== Segment start ==

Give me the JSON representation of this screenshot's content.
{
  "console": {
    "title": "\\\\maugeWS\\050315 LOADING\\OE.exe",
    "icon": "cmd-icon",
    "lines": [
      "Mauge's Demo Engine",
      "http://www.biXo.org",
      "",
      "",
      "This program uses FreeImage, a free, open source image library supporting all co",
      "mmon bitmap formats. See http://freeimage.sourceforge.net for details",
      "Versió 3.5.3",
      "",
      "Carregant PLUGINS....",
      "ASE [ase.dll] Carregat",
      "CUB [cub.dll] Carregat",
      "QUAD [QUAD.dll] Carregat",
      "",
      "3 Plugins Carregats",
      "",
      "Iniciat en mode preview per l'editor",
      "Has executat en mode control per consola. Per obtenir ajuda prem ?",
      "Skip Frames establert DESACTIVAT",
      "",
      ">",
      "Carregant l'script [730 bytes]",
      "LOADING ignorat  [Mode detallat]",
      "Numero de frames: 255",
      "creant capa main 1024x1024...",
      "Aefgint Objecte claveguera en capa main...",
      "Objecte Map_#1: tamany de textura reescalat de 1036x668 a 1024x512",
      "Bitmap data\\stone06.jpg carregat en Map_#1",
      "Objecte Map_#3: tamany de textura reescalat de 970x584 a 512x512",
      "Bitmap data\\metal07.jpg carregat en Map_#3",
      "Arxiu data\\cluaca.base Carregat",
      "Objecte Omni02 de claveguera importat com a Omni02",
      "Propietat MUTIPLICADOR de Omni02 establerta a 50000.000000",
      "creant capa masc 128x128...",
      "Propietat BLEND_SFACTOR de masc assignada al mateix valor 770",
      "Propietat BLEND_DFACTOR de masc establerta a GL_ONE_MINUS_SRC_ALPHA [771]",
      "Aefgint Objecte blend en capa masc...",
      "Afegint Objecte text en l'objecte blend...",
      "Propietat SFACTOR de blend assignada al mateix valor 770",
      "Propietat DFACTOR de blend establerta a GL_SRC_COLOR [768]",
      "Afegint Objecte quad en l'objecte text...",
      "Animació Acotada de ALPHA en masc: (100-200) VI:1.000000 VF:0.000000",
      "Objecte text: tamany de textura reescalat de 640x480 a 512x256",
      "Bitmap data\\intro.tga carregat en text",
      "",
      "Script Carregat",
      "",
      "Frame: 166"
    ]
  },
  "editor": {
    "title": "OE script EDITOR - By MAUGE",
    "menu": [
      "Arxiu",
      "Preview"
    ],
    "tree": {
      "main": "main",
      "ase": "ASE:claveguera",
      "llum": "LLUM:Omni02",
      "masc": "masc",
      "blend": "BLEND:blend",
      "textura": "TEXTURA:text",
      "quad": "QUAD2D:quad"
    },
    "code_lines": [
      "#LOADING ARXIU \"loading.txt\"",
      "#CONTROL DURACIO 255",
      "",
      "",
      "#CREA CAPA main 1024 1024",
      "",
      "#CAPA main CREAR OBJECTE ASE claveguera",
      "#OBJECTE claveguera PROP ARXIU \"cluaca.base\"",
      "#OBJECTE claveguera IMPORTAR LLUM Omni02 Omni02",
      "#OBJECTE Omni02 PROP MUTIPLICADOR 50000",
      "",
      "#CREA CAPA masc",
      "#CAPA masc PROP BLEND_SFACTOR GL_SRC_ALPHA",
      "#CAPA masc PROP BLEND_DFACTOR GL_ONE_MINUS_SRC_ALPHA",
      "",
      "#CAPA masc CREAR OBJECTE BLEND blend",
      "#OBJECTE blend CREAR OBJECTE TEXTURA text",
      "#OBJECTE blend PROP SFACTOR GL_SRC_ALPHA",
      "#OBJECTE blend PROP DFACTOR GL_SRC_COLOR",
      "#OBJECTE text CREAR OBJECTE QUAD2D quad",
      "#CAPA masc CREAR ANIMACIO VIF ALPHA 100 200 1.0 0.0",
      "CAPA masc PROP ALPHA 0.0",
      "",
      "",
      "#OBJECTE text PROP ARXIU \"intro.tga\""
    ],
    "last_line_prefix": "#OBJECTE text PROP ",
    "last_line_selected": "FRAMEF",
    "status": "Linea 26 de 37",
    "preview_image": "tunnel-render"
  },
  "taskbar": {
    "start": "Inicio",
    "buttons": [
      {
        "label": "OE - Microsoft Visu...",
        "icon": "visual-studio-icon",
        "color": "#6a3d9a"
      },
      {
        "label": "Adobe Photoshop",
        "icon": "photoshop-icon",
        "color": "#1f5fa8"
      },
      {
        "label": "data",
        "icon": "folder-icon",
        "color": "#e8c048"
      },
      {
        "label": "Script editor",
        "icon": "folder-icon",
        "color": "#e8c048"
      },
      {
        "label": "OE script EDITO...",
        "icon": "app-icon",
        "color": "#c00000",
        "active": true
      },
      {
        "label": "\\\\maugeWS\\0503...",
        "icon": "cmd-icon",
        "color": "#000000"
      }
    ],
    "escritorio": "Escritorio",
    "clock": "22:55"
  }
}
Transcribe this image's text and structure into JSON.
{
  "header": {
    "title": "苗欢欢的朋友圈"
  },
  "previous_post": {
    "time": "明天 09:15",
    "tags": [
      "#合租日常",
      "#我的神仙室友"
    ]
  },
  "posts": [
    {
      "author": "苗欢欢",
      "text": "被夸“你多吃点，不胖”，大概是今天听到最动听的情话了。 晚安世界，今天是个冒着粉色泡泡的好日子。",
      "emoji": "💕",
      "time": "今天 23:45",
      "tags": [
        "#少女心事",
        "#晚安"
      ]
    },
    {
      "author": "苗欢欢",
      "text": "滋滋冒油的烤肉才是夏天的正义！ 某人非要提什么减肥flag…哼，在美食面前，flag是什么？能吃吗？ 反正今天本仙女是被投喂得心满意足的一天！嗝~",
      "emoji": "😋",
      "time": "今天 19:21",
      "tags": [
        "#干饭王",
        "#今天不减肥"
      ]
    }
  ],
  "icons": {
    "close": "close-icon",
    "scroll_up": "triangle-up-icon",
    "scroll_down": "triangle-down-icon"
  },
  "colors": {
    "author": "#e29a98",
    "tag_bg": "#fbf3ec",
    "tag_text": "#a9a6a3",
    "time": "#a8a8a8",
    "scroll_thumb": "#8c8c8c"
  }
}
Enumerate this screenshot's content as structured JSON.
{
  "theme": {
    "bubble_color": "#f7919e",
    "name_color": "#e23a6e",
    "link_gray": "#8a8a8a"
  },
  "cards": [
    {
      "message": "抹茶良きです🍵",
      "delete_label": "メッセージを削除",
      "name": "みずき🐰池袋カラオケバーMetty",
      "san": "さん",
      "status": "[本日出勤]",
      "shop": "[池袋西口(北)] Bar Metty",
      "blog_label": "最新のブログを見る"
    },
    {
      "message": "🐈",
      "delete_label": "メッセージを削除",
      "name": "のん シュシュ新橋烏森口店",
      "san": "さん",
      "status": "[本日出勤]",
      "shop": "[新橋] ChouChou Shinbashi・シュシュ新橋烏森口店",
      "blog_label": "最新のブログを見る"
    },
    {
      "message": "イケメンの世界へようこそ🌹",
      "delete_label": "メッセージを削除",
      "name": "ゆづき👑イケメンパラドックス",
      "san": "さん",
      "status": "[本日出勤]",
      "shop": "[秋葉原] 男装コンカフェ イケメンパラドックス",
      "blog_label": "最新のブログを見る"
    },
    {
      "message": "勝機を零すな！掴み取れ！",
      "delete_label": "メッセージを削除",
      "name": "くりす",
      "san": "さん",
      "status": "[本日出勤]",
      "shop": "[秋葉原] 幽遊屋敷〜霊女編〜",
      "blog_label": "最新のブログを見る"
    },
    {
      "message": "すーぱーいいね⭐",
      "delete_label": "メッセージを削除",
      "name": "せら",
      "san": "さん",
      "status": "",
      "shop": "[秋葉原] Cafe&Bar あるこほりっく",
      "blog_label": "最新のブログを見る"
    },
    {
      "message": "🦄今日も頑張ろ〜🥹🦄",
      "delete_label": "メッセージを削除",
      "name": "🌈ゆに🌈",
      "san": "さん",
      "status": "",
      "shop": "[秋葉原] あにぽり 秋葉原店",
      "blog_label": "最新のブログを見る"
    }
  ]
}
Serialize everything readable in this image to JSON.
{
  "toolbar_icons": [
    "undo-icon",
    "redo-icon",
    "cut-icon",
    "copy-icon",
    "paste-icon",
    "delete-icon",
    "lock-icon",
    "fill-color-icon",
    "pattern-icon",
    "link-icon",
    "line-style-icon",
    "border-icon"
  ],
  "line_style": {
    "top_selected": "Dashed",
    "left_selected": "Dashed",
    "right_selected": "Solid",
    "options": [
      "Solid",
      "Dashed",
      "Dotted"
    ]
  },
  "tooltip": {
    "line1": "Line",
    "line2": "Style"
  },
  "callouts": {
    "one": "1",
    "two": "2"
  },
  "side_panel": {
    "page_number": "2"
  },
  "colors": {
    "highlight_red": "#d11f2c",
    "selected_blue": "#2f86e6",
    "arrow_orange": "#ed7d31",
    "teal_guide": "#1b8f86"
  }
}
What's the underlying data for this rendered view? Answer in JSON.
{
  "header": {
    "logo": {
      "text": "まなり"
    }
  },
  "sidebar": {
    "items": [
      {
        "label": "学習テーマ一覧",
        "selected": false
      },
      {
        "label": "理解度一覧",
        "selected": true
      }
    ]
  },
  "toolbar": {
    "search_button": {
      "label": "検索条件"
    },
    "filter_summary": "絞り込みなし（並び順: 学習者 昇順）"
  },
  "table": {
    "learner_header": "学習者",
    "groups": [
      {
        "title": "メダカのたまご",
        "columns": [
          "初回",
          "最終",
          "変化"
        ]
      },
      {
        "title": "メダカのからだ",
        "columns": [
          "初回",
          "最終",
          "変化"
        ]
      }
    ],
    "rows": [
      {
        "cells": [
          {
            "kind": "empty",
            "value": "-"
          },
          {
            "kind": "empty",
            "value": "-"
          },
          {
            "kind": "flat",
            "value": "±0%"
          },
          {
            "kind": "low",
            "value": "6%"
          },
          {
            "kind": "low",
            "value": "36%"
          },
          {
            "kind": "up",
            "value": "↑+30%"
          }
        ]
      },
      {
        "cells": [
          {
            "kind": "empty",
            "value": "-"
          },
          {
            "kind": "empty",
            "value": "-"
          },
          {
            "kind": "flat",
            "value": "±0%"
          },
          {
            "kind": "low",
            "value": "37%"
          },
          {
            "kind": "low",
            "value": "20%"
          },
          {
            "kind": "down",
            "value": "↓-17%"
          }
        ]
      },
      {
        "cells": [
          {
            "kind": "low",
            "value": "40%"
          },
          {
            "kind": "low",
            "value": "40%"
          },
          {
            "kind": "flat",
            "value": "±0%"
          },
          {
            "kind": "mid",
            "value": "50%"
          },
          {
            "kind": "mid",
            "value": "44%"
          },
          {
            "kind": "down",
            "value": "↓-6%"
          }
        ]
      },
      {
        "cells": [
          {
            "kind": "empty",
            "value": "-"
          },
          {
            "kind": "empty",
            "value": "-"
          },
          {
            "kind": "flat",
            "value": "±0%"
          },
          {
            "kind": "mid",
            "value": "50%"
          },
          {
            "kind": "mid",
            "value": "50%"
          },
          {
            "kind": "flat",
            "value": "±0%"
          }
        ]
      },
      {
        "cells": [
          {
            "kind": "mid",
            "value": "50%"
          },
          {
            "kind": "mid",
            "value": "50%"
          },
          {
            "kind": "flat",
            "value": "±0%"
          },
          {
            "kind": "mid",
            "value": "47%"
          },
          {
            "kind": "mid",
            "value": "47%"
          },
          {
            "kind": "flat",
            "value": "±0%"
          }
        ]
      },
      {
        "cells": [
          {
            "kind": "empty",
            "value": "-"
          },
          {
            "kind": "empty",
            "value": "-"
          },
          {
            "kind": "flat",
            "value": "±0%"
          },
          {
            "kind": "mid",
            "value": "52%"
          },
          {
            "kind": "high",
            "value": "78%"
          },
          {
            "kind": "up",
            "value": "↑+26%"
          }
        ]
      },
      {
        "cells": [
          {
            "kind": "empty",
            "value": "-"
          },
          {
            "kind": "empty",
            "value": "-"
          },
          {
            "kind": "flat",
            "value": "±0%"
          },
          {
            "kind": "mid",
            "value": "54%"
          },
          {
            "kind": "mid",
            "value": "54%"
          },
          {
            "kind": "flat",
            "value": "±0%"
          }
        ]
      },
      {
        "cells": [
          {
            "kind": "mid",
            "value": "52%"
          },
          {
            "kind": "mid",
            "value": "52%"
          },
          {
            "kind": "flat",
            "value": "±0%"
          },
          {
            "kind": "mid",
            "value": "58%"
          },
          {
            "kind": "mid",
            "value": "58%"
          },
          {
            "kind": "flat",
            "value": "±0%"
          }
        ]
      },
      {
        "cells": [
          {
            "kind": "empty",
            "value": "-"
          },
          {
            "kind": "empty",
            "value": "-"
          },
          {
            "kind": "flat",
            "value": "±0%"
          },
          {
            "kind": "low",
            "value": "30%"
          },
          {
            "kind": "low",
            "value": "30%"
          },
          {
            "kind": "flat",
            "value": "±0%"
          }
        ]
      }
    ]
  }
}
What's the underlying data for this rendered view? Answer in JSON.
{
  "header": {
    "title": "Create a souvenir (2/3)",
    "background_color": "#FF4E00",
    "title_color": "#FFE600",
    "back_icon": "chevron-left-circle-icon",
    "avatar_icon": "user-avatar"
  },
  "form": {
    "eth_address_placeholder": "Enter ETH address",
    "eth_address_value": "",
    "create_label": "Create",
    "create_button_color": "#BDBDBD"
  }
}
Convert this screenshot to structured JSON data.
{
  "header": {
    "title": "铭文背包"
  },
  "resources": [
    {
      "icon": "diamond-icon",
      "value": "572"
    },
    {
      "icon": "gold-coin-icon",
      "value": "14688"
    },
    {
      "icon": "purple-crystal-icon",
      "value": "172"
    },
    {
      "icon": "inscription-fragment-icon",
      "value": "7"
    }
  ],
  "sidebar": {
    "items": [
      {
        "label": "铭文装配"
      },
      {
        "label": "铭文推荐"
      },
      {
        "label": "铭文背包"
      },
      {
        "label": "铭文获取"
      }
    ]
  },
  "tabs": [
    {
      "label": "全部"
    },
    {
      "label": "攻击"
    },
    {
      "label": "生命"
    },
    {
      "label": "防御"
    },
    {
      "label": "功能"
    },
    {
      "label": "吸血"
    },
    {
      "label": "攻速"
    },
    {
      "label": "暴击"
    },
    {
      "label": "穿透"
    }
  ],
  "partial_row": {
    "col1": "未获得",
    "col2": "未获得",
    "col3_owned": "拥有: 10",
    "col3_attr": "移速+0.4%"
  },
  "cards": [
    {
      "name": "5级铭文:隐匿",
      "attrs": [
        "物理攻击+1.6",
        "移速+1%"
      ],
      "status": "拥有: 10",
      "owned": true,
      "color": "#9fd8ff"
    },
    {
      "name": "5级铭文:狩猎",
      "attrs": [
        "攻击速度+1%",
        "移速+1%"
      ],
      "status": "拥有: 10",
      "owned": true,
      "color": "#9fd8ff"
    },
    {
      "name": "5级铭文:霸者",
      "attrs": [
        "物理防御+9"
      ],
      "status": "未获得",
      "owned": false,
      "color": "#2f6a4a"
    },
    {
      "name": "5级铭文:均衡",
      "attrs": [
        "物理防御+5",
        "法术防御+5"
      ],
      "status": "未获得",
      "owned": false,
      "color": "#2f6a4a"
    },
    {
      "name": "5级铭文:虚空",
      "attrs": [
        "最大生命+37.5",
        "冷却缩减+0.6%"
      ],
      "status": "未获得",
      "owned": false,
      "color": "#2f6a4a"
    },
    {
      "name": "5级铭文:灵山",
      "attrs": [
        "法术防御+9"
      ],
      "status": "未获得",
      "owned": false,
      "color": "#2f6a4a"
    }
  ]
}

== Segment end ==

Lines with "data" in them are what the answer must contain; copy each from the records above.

■ **Response to the exercise**:
      "Bitmap data\\stone06.jpg carregat en Map_#1",
      "Bitmap data\\metal07.jpg carregat en Map_#3",
      "Arxiu data\\cluaca.base Carregat",
      "Bitmap data\\intro.tga carregat en text",
        "label": "data",
What's the underlying data for this rendered view? Answer in JSON.
What's the underlying data for this rendered view? Answer in JSON.
Convert this screenshot to structured JSON data.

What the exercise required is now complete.